» **To do**
Wherever "selected" appears in the records below, copy the line that holds it.

*** The data ***

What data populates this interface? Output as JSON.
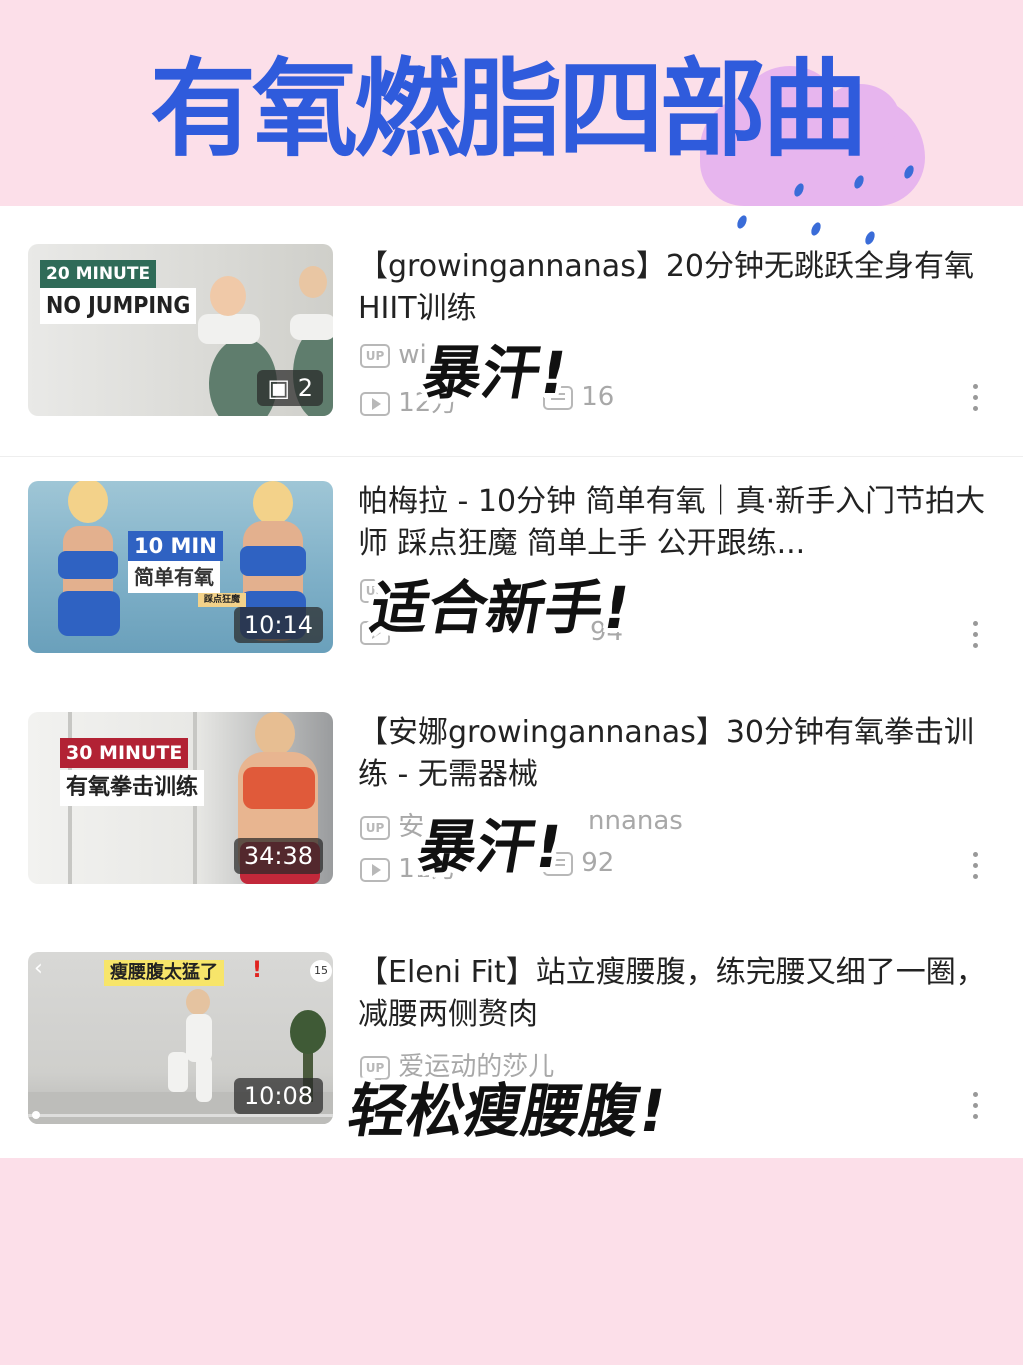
{
  "page_title": "有氧燃脂四部曲",
  "colors": {
    "background": "#fcdfe9",
    "title": "#2f5bdc",
    "cloud": "#e7b5ee"
  },
  "videos": [
    {
      "thumb": {
        "line1": "20 MINUTE",
        "line2": "NO JUMPING",
        "badge": "2"
      },
      "title": "【growingannanas】20分钟无跳跃全身有氧HIIT训练",
      "uploader": "wi",
      "views": "12万",
      "comments": "16",
      "overlay": "暴汗!"
    },
    {
      "thumb": {
        "line1": "10 MIN",
        "line2": "简单有氧",
        "line3": "踩点狂魔",
        "badge": "10:14"
      },
      "title": "帕梅拉 - 10分钟 简单有氧｜真·新手入门节拍大师 踩点狂魔 简单上手 公开跟练...",
      "uploader": "",
      "views": "",
      "comments": "94",
      "overlay": "适合新手!"
    },
    {
      "thumb": {
        "line1": "30 MINUTE",
        "line2": "有氧拳击训练",
        "badge": "34:38"
      },
      "title": "【安娜growingannanas】30分钟有氧拳击训练 - 无需器械",
      "uploader": "安",
      "uploader_tail": "nnanas",
      "views": "11万",
      "comments": "92",
      "overlay": "暴汗!"
    },
    {
      "thumb": {
        "line1": "瘦腰腹太猛了",
        "mark": "!",
        "corner": "15",
        "badge": "10:08"
      },
      "title": "【Eleni Fit】站立瘦腰腹，练完腰又细了一圈，减腰两侧赘肉",
      "uploader": "爱运动的莎儿",
      "overlay": "轻松瘦腰腹!"
    }
  ]
}
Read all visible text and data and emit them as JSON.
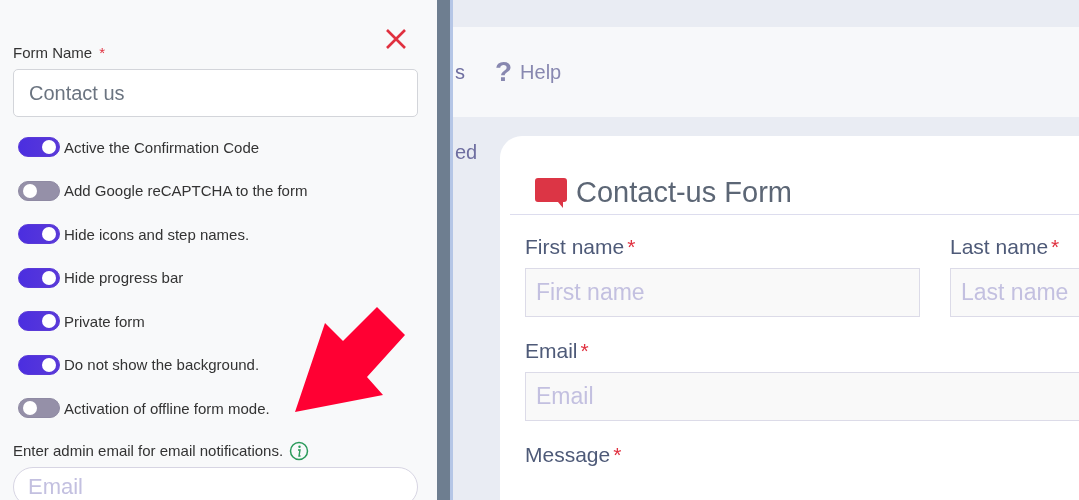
{
  "settings_panel": {
    "form_name_label": "Form Name",
    "required_mark": "*",
    "form_name_value": "Contact us",
    "options": [
      {
        "label": "Active the Confirmation Code",
        "on": true
      },
      {
        "label": "Add Google reCAPTCHA to the form",
        "on": false
      },
      {
        "label": "Hide icons and step names.",
        "on": true
      },
      {
        "label": "Hide progress bar",
        "on": true
      },
      {
        "label": "Private form",
        "on": true
      },
      {
        "label": "Do not show the background.",
        "on": true
      },
      {
        "label": "Activation of offline form mode.",
        "on": false
      }
    ],
    "admin_email_label": "Enter admin email for email notifications.",
    "admin_email_placeholder": "Email"
  },
  "header": {
    "nav_item_cut": "s",
    "help_icon": "?",
    "help_label": "Help"
  },
  "sidebar_item_cut": "ed",
  "form": {
    "title": "Contact-us Form",
    "required_mark": "*",
    "fields": [
      {
        "label": "First name",
        "placeholder": "First name",
        "required": true
      },
      {
        "label": "Last name",
        "placeholder": "Last name",
        "required": true
      },
      {
        "label": "Email",
        "placeholder": "Email",
        "required": true
      },
      {
        "label": "Message",
        "required": true
      }
    ]
  }
}
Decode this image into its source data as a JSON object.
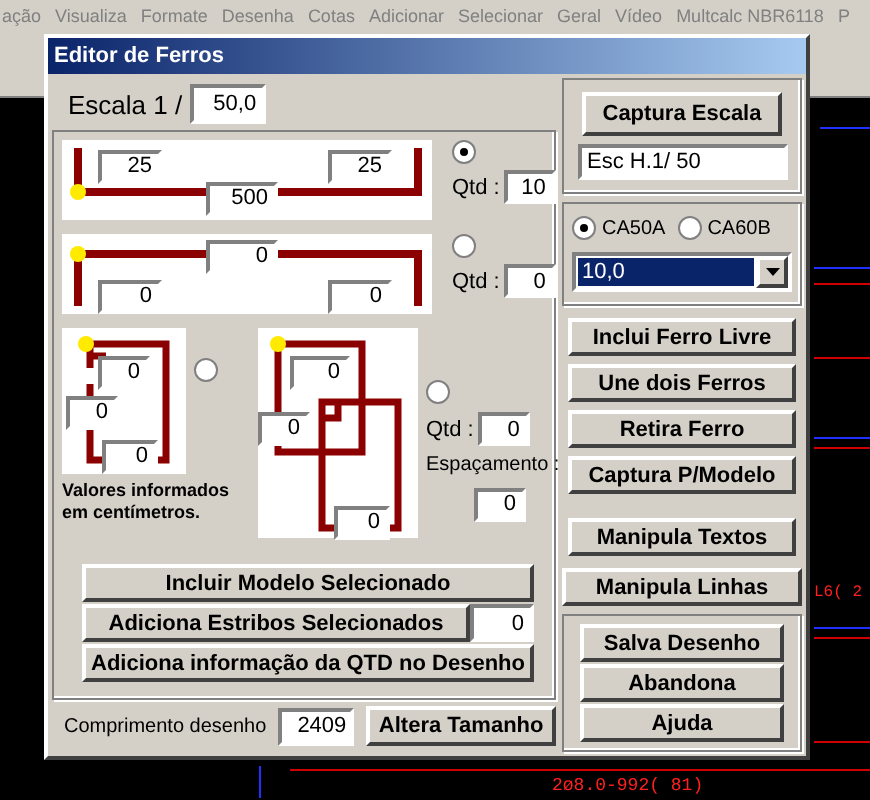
{
  "menu_bar": [
    "ação",
    "Visualiza",
    "Formate",
    "Desenha",
    "Cotas",
    "Adicionar",
    "Selecionar",
    "Geral",
    "Vídeo",
    "Multcalc NBR6118",
    "P"
  ],
  "canvas_labels": [
    {
      "text": "L6( 2",
      "color": "#ff2020"
    },
    {
      "text": "2ø8.0-992( 81)",
      "color": "#ff2020"
    }
  ],
  "window": {
    "title": "Editor de Ferros"
  },
  "scale": {
    "label": "Escala 1 /",
    "value": "50,0"
  },
  "shapes": [
    {
      "kind": "hooks_up",
      "selected": true,
      "inputs": [
        "25",
        "25",
        "500"
      ],
      "qty_label": "Qtd :",
      "qty": "10"
    },
    {
      "kind": "hooks_down",
      "selected": false,
      "inputs": [
        "0",
        "0",
        "0"
      ],
      "qty_label": "Qtd :",
      "qty": "0"
    }
  ],
  "stirrups": [
    {
      "kind": "single",
      "selected": false,
      "inputs": [
        "0",
        "0",
        "0"
      ]
    },
    {
      "kind": "double",
      "selected": false,
      "inputs": [
        "0",
        "0",
        "0"
      ]
    }
  ],
  "stirrup_qty": {
    "label": "Qtd :",
    "value": "0"
  },
  "spacing": {
    "label": "Espaçamento :",
    "value": "0"
  },
  "note": "Valores informados em centímetros.",
  "actions": [
    {
      "label": "Incluir Modelo Selecionado"
    },
    {
      "label": "Adiciona Estribos Selecionados",
      "value": "0"
    },
    {
      "label": "Adiciona informação da QTD no Desenho"
    }
  ],
  "length": {
    "label": "Comprimento desenho",
    "value": "2409",
    "button": "Altera Tamanho"
  },
  "capture_button": "Captura Escala",
  "scale_text": "Esc H.1/ 50",
  "steel": [
    {
      "label": "CA50A",
      "selected": true
    },
    {
      "label": "CA60B",
      "selected": false
    }
  ],
  "diameter": "10,0",
  "tools": [
    "Inclui Ferro Livre",
    "Une dois Ferros",
    "Retira Ferro",
    "Captura P/Modelo",
    "Manipula Textos"
  ],
  "lines_button": "Manipula Linhas",
  "file_buttons": [
    "Salva Desenho",
    "Abandona",
    "Ajuda"
  ]
}
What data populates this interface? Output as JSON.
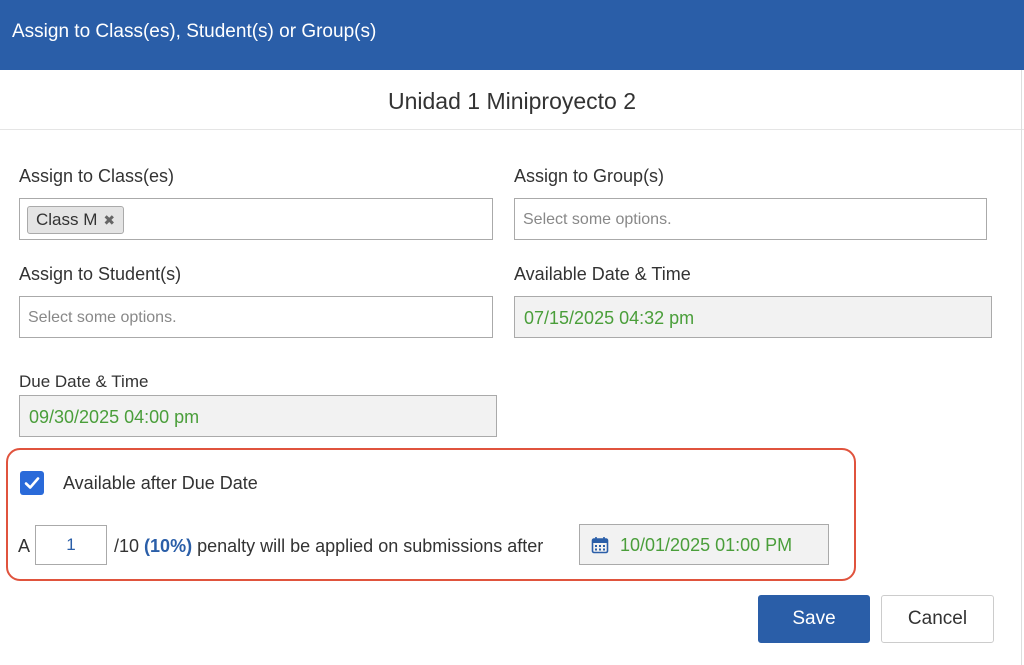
{
  "dialog": {
    "title": "Assign to Class(es), Student(s) or Group(s)",
    "assignment_name": "Unidad 1 Miniproyecto 2"
  },
  "form": {
    "classes": {
      "label": "Assign to Class(es)",
      "selected": [
        "Class M"
      ],
      "remove_symbol": "✖"
    },
    "groups": {
      "label": "Assign to Group(s)",
      "placeholder": "Select some options."
    },
    "students": {
      "label": "Assign to Student(s)",
      "placeholder": "Select some options."
    },
    "available_date": {
      "label": "Available Date & Time",
      "value": "07/15/2025 04:32 pm"
    },
    "due_date": {
      "label": "Due Date & Time",
      "value": "09/30/2025 04:00 pm"
    }
  },
  "late_policy": {
    "checkbox_checked": true,
    "checkbox_label": "Available after Due Date",
    "prefix": "A",
    "penalty_value": "1",
    "out_of": "/10",
    "percent": "(10%)",
    "suffix": "penalty will be applied on submissions after",
    "late_date": "10/01/2025 01:00 PM",
    "late_date_icon": "calendar-icon"
  },
  "actions": {
    "save_label": "Save",
    "cancel_label": "Cancel"
  },
  "colors": {
    "header": "#2a5ea8",
    "date_text": "#4a9e3a",
    "highlight_border": "#e0533d",
    "checkbox": "#2a6ad9"
  }
}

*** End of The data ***

» **Your response**
      "selected": true,
      "selected": false,
      "selected": false,
      "selected": false,
      "selected": true
      "selected": false
      "selected": [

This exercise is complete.